:: Stored data ::
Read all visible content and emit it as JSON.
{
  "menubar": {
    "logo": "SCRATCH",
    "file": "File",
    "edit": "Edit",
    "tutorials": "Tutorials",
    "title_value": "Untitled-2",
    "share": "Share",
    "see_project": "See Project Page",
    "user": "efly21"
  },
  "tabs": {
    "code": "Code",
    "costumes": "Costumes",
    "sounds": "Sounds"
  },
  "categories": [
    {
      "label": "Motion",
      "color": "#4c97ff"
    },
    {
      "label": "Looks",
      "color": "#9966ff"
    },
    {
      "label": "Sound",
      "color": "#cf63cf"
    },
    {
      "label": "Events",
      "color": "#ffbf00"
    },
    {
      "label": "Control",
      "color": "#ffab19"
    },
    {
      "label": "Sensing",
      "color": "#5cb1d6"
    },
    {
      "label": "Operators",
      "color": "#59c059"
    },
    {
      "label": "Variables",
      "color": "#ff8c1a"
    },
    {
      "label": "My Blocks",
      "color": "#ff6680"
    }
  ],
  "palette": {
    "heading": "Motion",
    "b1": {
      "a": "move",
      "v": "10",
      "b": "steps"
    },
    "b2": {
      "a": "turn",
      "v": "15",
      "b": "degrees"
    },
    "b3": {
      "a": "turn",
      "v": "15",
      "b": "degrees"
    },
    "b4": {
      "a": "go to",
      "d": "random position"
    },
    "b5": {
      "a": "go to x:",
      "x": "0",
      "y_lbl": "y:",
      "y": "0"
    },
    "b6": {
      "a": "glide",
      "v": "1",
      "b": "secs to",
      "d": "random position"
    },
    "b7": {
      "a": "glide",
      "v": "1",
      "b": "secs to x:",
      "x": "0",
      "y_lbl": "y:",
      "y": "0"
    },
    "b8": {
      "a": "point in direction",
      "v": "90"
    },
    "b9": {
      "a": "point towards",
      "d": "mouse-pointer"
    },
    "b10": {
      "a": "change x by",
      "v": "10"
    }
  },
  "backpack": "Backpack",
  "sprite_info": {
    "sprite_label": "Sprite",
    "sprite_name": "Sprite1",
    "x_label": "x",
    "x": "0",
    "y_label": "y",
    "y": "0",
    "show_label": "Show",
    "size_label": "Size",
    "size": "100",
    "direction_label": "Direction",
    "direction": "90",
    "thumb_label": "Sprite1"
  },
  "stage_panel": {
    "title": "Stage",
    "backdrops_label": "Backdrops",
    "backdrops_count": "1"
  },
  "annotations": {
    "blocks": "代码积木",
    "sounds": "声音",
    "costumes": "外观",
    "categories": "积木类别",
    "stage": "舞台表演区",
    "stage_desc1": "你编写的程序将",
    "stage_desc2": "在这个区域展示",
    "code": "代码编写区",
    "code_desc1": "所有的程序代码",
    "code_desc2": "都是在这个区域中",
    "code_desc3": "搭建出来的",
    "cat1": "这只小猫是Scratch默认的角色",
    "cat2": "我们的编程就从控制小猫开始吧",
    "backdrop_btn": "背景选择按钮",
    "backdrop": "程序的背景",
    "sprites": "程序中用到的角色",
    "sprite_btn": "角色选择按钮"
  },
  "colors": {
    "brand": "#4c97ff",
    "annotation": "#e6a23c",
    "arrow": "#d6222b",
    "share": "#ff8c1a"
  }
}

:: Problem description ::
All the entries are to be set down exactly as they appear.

:: Solved problem ::
Read all visible content and emit it as JSON.
{
  "menubar": {
    "logo": "SCRATCH",
    "file": "File",
    "edit": "Edit",
    "tutorials": "Tutorials",
    "title_value": "Untitled-2",
    "share": "Share",
    "see_project": "See Project Page",
    "user": "efly21"
  },
  "tabs": {
    "code": "Code",
    "costumes": "Costumes",
    "sounds": "Sounds"
  },
  "categories": [
    {
      "label": "Motion",
      "color": "#4c97ff"
    },
    {
      "label": "Looks",
      "color": "#9966ff"
    },
    {
      "label": "Sound",
      "color": "#cf63cf"
    },
    {
      "label": "Events",
      "color": "#ffbf00"
    },
    {
      "label": "Control",
      "color": "#ffab19"
    },
    {
      "label": "Sensing",
      "color": "#5cb1d6"
    },
    {
      "label": "Operators",
      "color": "#59c059"
    },
    {
      "label": "Variables",
      "color": "#ff8c1a"
    },
    {
      "label": "My Blocks",
      "color": "#ff6680"
    }
  ],
  "palette": {
    "heading": "Motion",
    "b1": {
      "a": "move",
      "v": "10",
      "b": "steps"
    },
    "b2": {
      "a": "turn",
      "v": "15",
      "b": "degrees"
    },
    "b3": {
      "a": "turn",
      "v": "15",
      "b": "degrees"
    },
    "b4": {
      "a": "go to",
      "d": "random position"
    },
    "b5": {
      "a": "go to x:",
      "x": "0",
      "y_lbl": "y:",
      "y": "0"
    },
    "b6": {
      "a": "glide",
      "v": "1",
      "b": "secs to",
      "d": "random position"
    },
    "b7": {
      "a": "glide",
      "v": "1",
      "b": "secs to x:",
      "x": "0",
      "y_lbl": "y:",
      "y": "0"
    },
    "b8": {
      "a": "point in direction",
      "v": "90"
    },
    "b9": {
      "a": "point towards",
      "d": "mouse-pointer"
    },
    "b10": {
      "a": "change x by",
      "v": "10"
    }
  },
  "backpack": "Backpack",
  "sprite_info": {
    "sprite_label": "Sprite",
    "sprite_name": "Sprite1",
    "x_label": "x",
    "x": "0",
    "y_label": "y",
    "y": "0",
    "show_label": "Show",
    "size_label": "Size",
    "size": "100",
    "direction_label": "Direction",
    "direction": "90",
    "thumb_label": "Sprite1"
  },
  "stage_panel": {
    "title": "Stage",
    "backdrops_label": "Backdrops",
    "backdrops_count": "1"
  },
  "annotations": {
    "blocks": "代码积木",
    "sounds": "声音",
    "costumes": "外观",
    "categories": "积木类别",
    "stage": "舞台表演区",
    "stage_desc1": "你编写的程序将",
    "stage_desc2": "在这个区域展示",
    "code": "代码编写区",
    "code_desc1": "所有的程序代码",
    "code_desc2": "都是在这个区域中",
    "code_desc3": "搭建出来的",
    "cat1": "这只小猫是Scratch默认的角色",
    "cat2": "我们的编程就从控制小猫开始吧",
    "backdrop_btn": "背景选择按钮",
    "backdrop": "程序的背景",
    "sprites": "程序中用到的角色",
    "sprite_btn": "角色选择按钮"
  },
  "colors": {
    "brand": "#4c97ff",
    "annotation": "#e6a23c",
    "arrow": "#d6222b",
    "share": "#ff8c1a"
  }
}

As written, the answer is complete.